Michael Jordan, known for his career-long record of being apolitical — nearly to the point of avoidance — released a statement Monday on police violence against African-Americans and violence against police.
Jordan's statement was released on ESPN's The Undefeated.
"As a proud American, a father who lost his own dad in a senseless act of violence, and a black man, I have been deeply troubled by the deaths of African-Americans at the hands of law enforcement and angered by the cowardly and hateful targeting and killing of police officers," Jordan said. "I grieve with the families who have lost loved ones, as I know their pain all too well."
Jordan's statement presents a neutral political stance, but is still a significant deviation from his past statements, or lack thereof, on on civil rights issues.
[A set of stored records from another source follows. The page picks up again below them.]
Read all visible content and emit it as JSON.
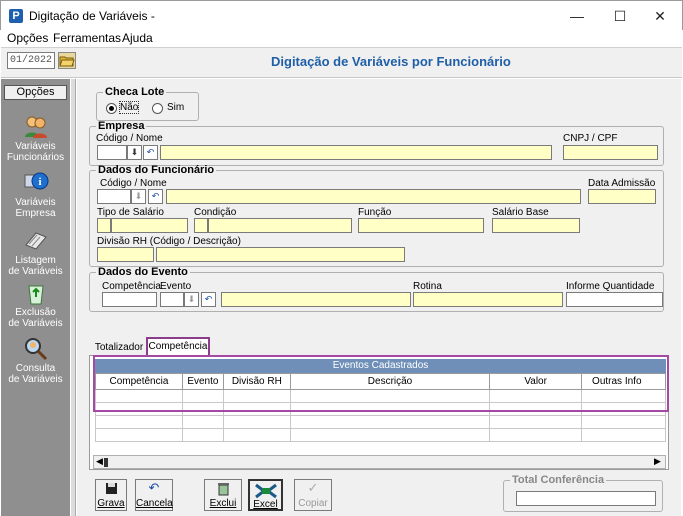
{
  "window": {
    "title": "Digitação de Variáveis -",
    "app_icon": "P",
    "min": "—",
    "max": "☐",
    "close": "✕"
  },
  "menu": [
    "Opções",
    "Ferramentas",
    "Ajuda"
  ],
  "toolbar": {
    "period": "01/2022",
    "page_title": "Digitação de Variáveis por Funcionário"
  },
  "sidebar": {
    "header": "Opções",
    "items": [
      {
        "label1": "Variáveis",
        "label2": "Funcionários",
        "icon": "people-icon"
      },
      {
        "label1": "Variáveis",
        "label2": "Empresa",
        "icon": "info-computer-icon"
      },
      {
        "label1": "Listagem",
        "label2": "de Variáveis",
        "icon": "list-printer-icon"
      },
      {
        "label1": "Exclusão",
        "label2": "de Variáveis",
        "icon": "recycle-bin-icon"
      },
      {
        "label1": "Consulta",
        "label2": "de Variáveis",
        "icon": "magnifier-user-icon"
      }
    ]
  },
  "checa_lote": {
    "title": "Checa Lote",
    "option_nao": "Não",
    "option_sim": "Sim",
    "selected": "Não"
  },
  "empresa": {
    "title": "Empresa",
    "codigo_nome": "Código / Nome",
    "cnpj": "CNPJ / CPF"
  },
  "funcionario": {
    "title": "Dados do Funcionário",
    "codigo_nome": "Código / Nome",
    "data_admissao": "Data Admissão",
    "tipo_salario": "Tipo de Salário",
    "condicao": "Condição",
    "funcao": "Função",
    "salario_base": "Salário Base",
    "divisao_rh": "Divisão RH (Código / Descrição)"
  },
  "evento": {
    "title": "Dados do Evento",
    "competencia": "Competência",
    "evento": "Evento",
    "rotina": "Rotina",
    "informe_quantidade": "Informe Quantidade"
  },
  "tabs": [
    "Totalizador",
    "Competência"
  ],
  "grid": {
    "title": "Eventos Cadastrados",
    "columns": [
      "Competência",
      "Evento",
      "Divisão RH",
      "Descrição",
      "Valor",
      "Outras Info"
    ]
  },
  "buttons": {
    "grava": "Grava",
    "cancela": "Cancela",
    "exclui": "Exclui",
    "excel": "Excel",
    "copiar": "Copiar"
  },
  "total_conferencia": {
    "title": "Total Conferência",
    "value": ""
  },
  "colors": {
    "accent": "#1f5fa8",
    "sidebar": "#8f8f8f",
    "field_yellow": "#ffffc6",
    "highlight": "#a44aa4"
  }
}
I was raised by parents who taught me to love and respect people regardless of their race or background, so I am saddened and frustrated by the divisive rhetoric and racial tensions that seem to be getting worse as of late. I know this country is better than that, and I can no longer stay silent. We need to find solutions that ensure people of color receive fair and equal treatment AND that police officers – who put their lives on the line every day to protect us all – are respected and supported.
Over the past three decades I have seen up close the dedication of the law enforcement officers who protect me and my family. I have the greatest respect for their sacrifice and service. I also recognize that for many people of color their experiences with law enforcement have been different than mine. I have decided to speak out in the hope that we can come together as Americans, and through peaceful dialogue and education, achieve constructive change.
Jordan says he's "making contributions of $1 million each to two organizations, the International Association of Chiefs of Police’s newly established Institute for Community-Police Relations and the NAACP Legal Defense Fund."
In recent weeks, following the police shootings of Alton Sterling and Philando Castile, and the shootings of police officers in Dallas and Baton Rouge, basketball players on and off the court have come forward to discuss the issue.
The 2016 ESPY Awards opened with four of the NBA's biggest names — LeBron James, Carmelo Anthony, Chris Paul, and Dwyane Wade — speaking about police violence and the moral imperative for athletes to speak out on the issue.
WNBA players began wearing "Black Lives Matter" shirts during pregames, in violation of league uniform policies, and were initially fined by the league for the protest. Players took the opportunity to continue speaking on police violence, and the WNBA decided to rescind the fines for the protest.